* **Prompt**: Lines that include "structured" make up the answer; copy all of them from the data below.

════════════════════

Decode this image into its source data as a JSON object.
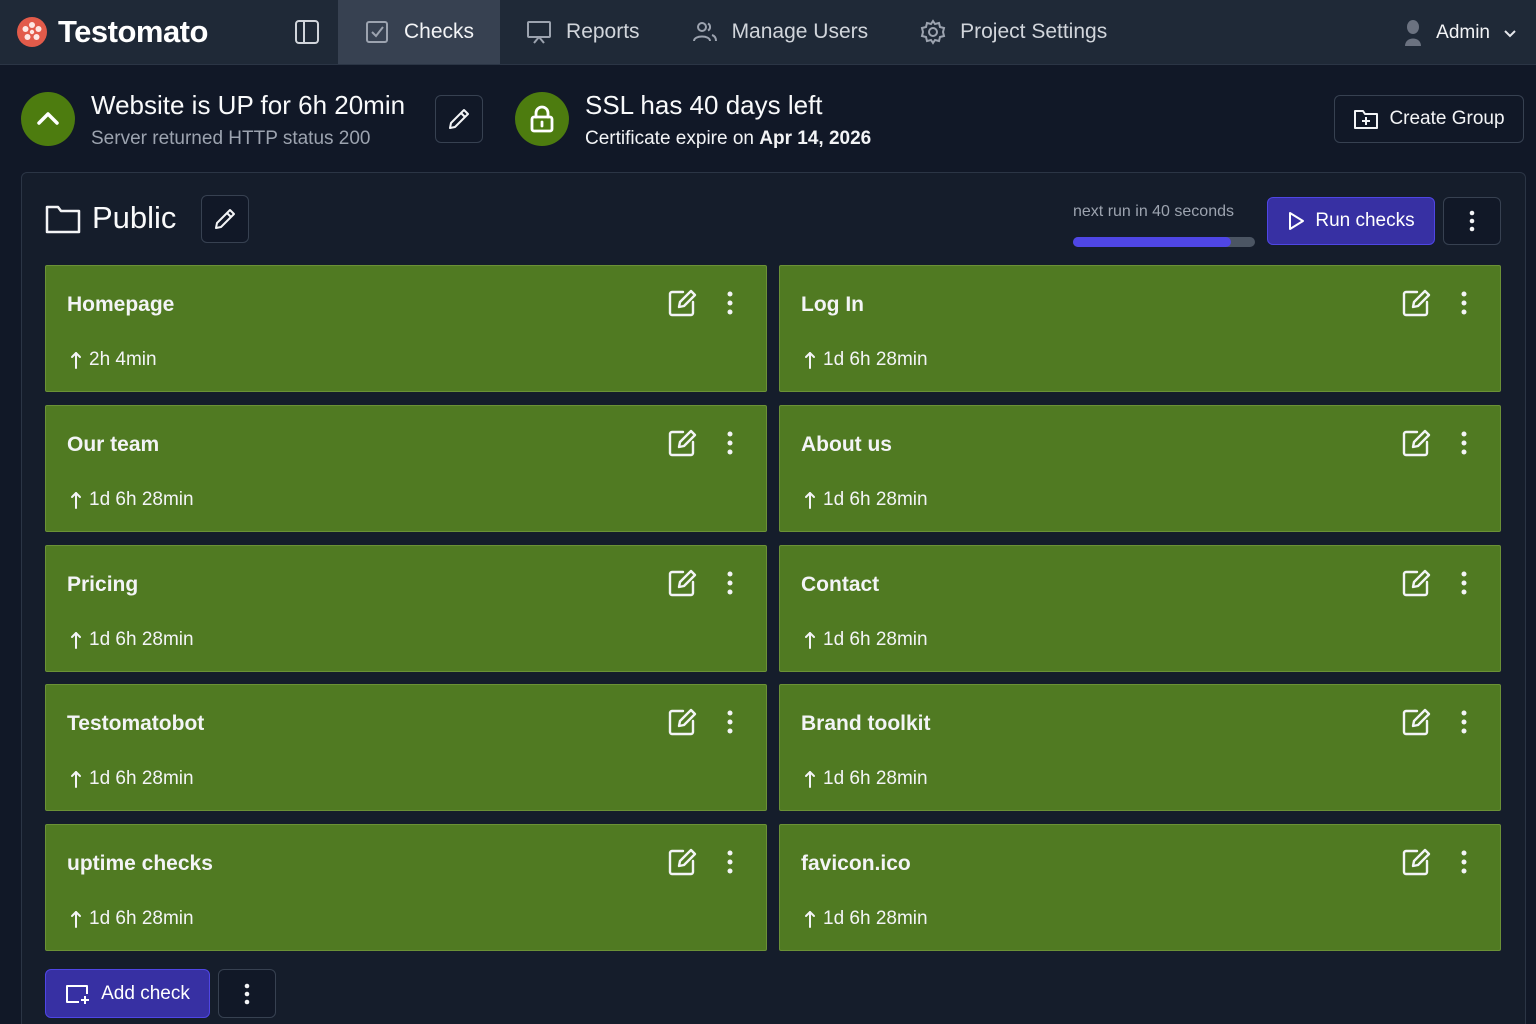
{
  "app": {
    "name": "Testomato",
    "accent_color": "#4f46e5",
    "status_up_color": "#4d7c0f",
    "card_color": "#507a22"
  },
  "nav": {
    "items": [
      {
        "label": "Checks",
        "icon": "checkbox-icon",
        "active": true
      },
      {
        "label": "Reports",
        "icon": "presentation-icon",
        "active": false
      },
      {
        "label": "Manage Users",
        "icon": "users-icon",
        "active": false
      },
      {
        "label": "Project Settings",
        "icon": "gear-icon",
        "active": false
      }
    ],
    "user": {
      "name": "Admin"
    }
  },
  "status": {
    "uptime": {
      "title": "Website is UP for 6h 20min",
      "subtitle": "Server returned HTTP status 200"
    },
    "ssl": {
      "title": "SSL has 40 days left",
      "subtitle_prefix": "Certificate expire on",
      "expire_date": "Apr 14, 2026"
    }
  },
  "toolbar": {
    "create_group_label": "Create Group"
  },
  "group": {
    "name": "Public",
    "next_run_text": "next run in 40 seconds",
    "next_run_progress": 0.87,
    "run_checks_label": "Run checks",
    "add_check_label": "Add check",
    "checks": [
      {
        "name": "Homepage",
        "uptime": "2h 4min"
      },
      {
        "name": "Log In",
        "uptime": "1d 6h 28min"
      },
      {
        "name": "Our team",
        "uptime": "1d 6h 28min"
      },
      {
        "name": "About us",
        "uptime": "1d 6h 28min"
      },
      {
        "name": "Pricing",
        "uptime": "1d 6h 28min"
      },
      {
        "name": "Contact",
        "uptime": "1d 6h 28min"
      },
      {
        "name": "Testomatobot",
        "uptime": "1d 6h 28min"
      },
      {
        "name": "Brand toolkit",
        "uptime": "1d 6h 28min"
      },
      {
        "name": "uptime checks",
        "uptime": "1d 6h 28min"
      },
      {
        "name": "favicon.ico",
        "uptime": "1d 6h 28min"
      }
    ]
  }
}
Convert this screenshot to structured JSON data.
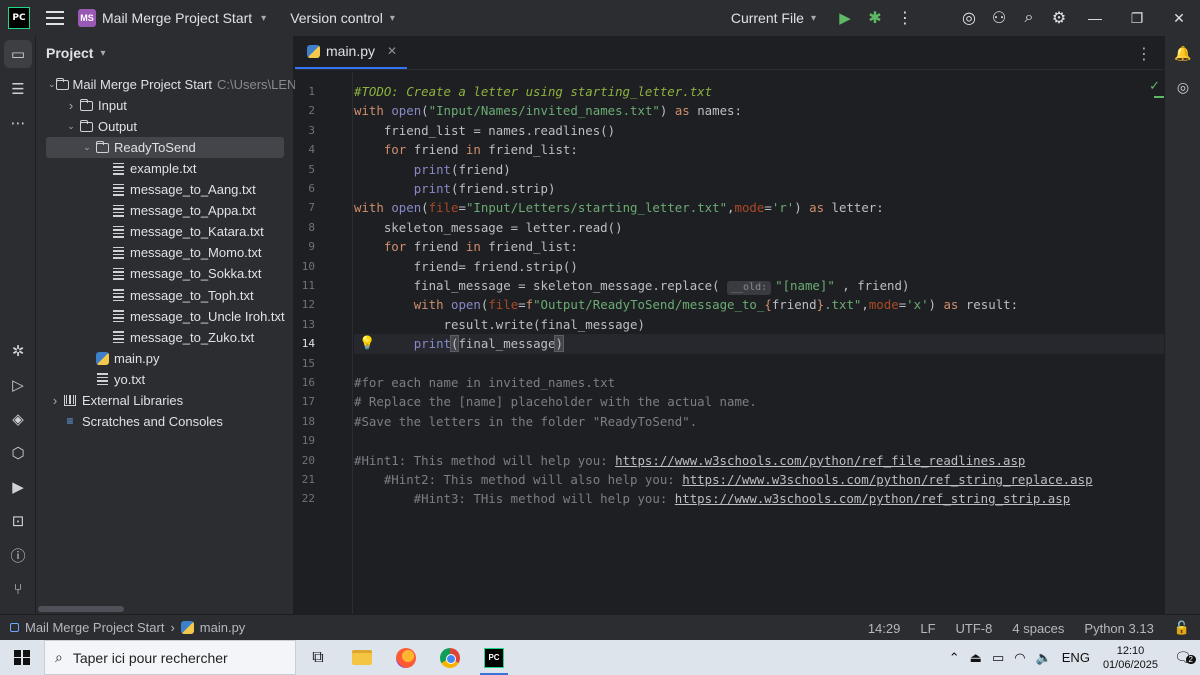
{
  "titlebar": {
    "logo_text": "PC",
    "project_badge": "MS",
    "project_name": "Mail Merge Project Start",
    "vcs_label": "Version control",
    "run_config": "Current File"
  },
  "project_panel": {
    "title": "Project",
    "tree": [
      {
        "label": "Mail Merge Project Start",
        "hint": "C:\\Users\\LEN",
        "type": "folder",
        "indent": 0,
        "arrow": "down"
      },
      {
        "label": "Input",
        "type": "folder",
        "indent": 1,
        "arrow": "right"
      },
      {
        "label": "Output",
        "type": "folder",
        "indent": 1,
        "arrow": "down"
      },
      {
        "label": "ReadyToSend",
        "type": "folder",
        "indent": 2,
        "arrow": "down",
        "selected": true
      },
      {
        "label": "example.txt",
        "type": "txt",
        "indent": 3
      },
      {
        "label": "message_to_Aang.txt",
        "type": "txt",
        "indent": 3
      },
      {
        "label": "message_to_Appa.txt",
        "type": "txt",
        "indent": 3
      },
      {
        "label": "message_to_Katara.txt",
        "type": "txt",
        "indent": 3
      },
      {
        "label": "message_to_Momo.txt",
        "type": "txt",
        "indent": 3
      },
      {
        "label": "message_to_Sokka.txt",
        "type": "txt",
        "indent": 3
      },
      {
        "label": "message_to_Toph.txt",
        "type": "txt",
        "indent": 3
      },
      {
        "label": "message_to_Uncle Iroh.txt",
        "type": "txt",
        "indent": 3
      },
      {
        "label": "message_to_Zuko.txt",
        "type": "txt",
        "indent": 3
      },
      {
        "label": "main.py",
        "type": "py",
        "indent": 2
      },
      {
        "label": "yo.txt",
        "type": "txt",
        "indent": 2
      },
      {
        "label": "External Libraries",
        "type": "lib",
        "indent": 0,
        "arrow": "right"
      },
      {
        "label": "Scratches and Consoles",
        "type": "scratch",
        "indent": 0
      }
    ]
  },
  "editor": {
    "tab_label": "main.py",
    "current_line": 14,
    "param_hint": "__old:",
    "lines": [
      [
        [
          "todo",
          "#TODO: Create a letter using starting_letter.txt"
        ]
      ],
      [
        [
          "kw",
          "with "
        ],
        [
          "bi",
          "open"
        ],
        [
          "bc",
          "("
        ],
        [
          "str",
          "\"Input/Names/invited_names.txt\""
        ],
        [
          "bc",
          ") "
        ],
        [
          "kw",
          "as"
        ],
        [
          "bc",
          " names:"
        ]
      ],
      [
        [
          "bc",
          "    friend_list = names.readlines()"
        ]
      ],
      [
        [
          "bc",
          "    "
        ],
        [
          "kw",
          "for"
        ],
        [
          "bc",
          " friend "
        ],
        [
          "kw",
          "in"
        ],
        [
          "bc",
          " friend_list:"
        ]
      ],
      [
        [
          "bc",
          "        "
        ],
        [
          "bi",
          "print"
        ],
        [
          "bc",
          "(friend)"
        ]
      ],
      [
        [
          "bc",
          "        "
        ],
        [
          "bi",
          "print"
        ],
        [
          "bc",
          "(friend.strip)"
        ]
      ],
      [
        [
          "kw",
          "with "
        ],
        [
          "bi",
          "open"
        ],
        [
          "bc",
          "("
        ],
        [
          "prm",
          "file"
        ],
        [
          "bc",
          "="
        ],
        [
          "str",
          "\"Input/Letters/starting_letter.txt\""
        ],
        [
          "bc",
          ","
        ],
        [
          "prm",
          "mode"
        ],
        [
          "bc",
          "="
        ],
        [
          "str",
          "'r'"
        ],
        [
          "bc",
          ") "
        ],
        [
          "kw",
          "as"
        ],
        [
          "bc",
          " letter:"
        ]
      ],
      [
        [
          "bc",
          "    skeleton_message = letter.read()"
        ]
      ],
      [
        [
          "bc",
          "    "
        ],
        [
          "kw",
          "for"
        ],
        [
          "bc",
          " friend "
        ],
        [
          "kw",
          "in"
        ],
        [
          "bc",
          " friend_list:"
        ]
      ],
      [
        [
          "bc",
          "        friend= friend.strip()"
        ]
      ],
      [
        [
          "bc",
          "        final_message = skeleton_message.replace( "
        ],
        [
          "hint",
          "__old:"
        ],
        [
          "str",
          "\"[name]\""
        ],
        [
          "bc",
          " , friend)"
        ]
      ],
      [
        [
          "bc",
          "        "
        ],
        [
          "kw",
          "with "
        ],
        [
          "bi",
          "open"
        ],
        [
          "bc",
          "("
        ],
        [
          "prm",
          "file"
        ],
        [
          "bc",
          "="
        ],
        [
          "kw",
          "f"
        ],
        [
          "str",
          "\"Output/ReadyToSend/message_to_"
        ],
        [
          "fmt",
          "{"
        ],
        [
          "bc",
          "friend"
        ],
        [
          "fmt",
          "}"
        ],
        [
          "str",
          ".txt\""
        ],
        [
          "bc",
          ","
        ],
        [
          "prm",
          "mode"
        ],
        [
          "bc",
          "="
        ],
        [
          "str",
          "'x'"
        ],
        [
          "bc",
          ") "
        ],
        [
          "kw",
          "as"
        ],
        [
          "bc",
          " result:"
        ]
      ],
      [
        [
          "bc",
          "            result.write(final_message)"
        ]
      ],
      [
        [
          "bc",
          "        "
        ],
        [
          "bi",
          "print"
        ],
        [
          "brkt",
          "("
        ],
        [
          "bc",
          "final_message"
        ],
        [
          "brkt",
          ")"
        ],
        [
          "caret",
          ""
        ]
      ],
      [],
      [
        [
          "cm",
          "#for each name in invited_names.txt"
        ]
      ],
      [
        [
          "cm",
          "# Replace the [name] placeholder with the actual name."
        ]
      ],
      [
        [
          "cm",
          "#Save the letters in the folder \"ReadyToSend\"."
        ]
      ],
      [],
      [
        [
          "cm",
          "#Hint1: This method will help you: "
        ],
        [
          "lnk",
          "https://www.w3schools.com/python/ref_file_readlines.asp"
        ]
      ],
      [
        [
          "cm",
          "    #Hint2: This method will also help you: "
        ],
        [
          "lnk",
          "https://www.w3schools.com/python/ref_string_replace.asp"
        ]
      ],
      [
        [
          "cm",
          "        #Hint3: THis method will help you: "
        ],
        [
          "lnk",
          "https://www.w3schools.com/python/ref_string_strip.asp"
        ]
      ]
    ]
  },
  "statusbar": {
    "breadcrumb_project": "Mail Merge Project Start",
    "breadcrumb_file": "main.py",
    "position": "14:29",
    "line_sep": "LF",
    "encoding": "UTF-8",
    "indent": "4 spaces",
    "interpreter": "Python 3.13"
  },
  "taskbar": {
    "search_placeholder": "Taper ici pour rechercher",
    "lang": "ENG",
    "time": "12:10",
    "date": "01/06/2025",
    "notif_count": "2"
  }
}
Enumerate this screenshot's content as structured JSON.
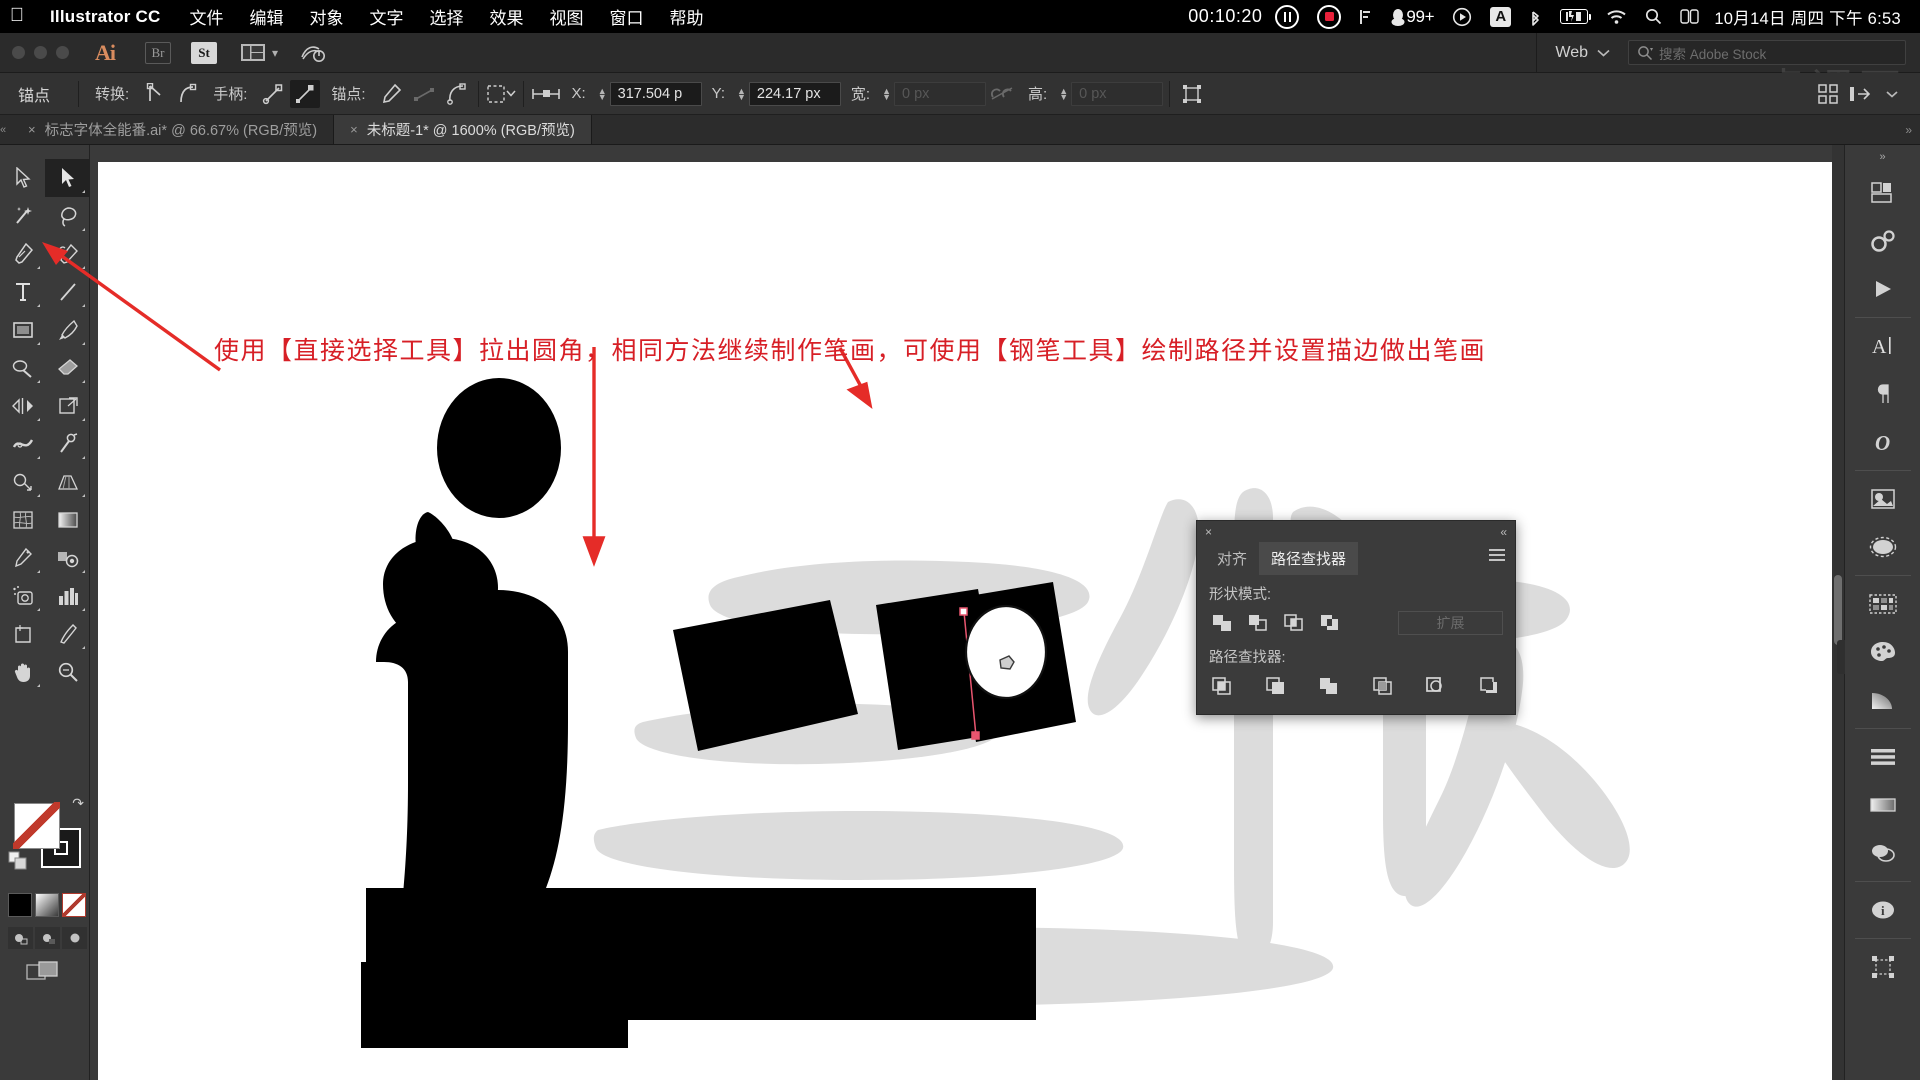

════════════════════

* **Answer section**:
Convert this screenshot to structured JSON data.
Enumerate this screenshot's content as structured JSON.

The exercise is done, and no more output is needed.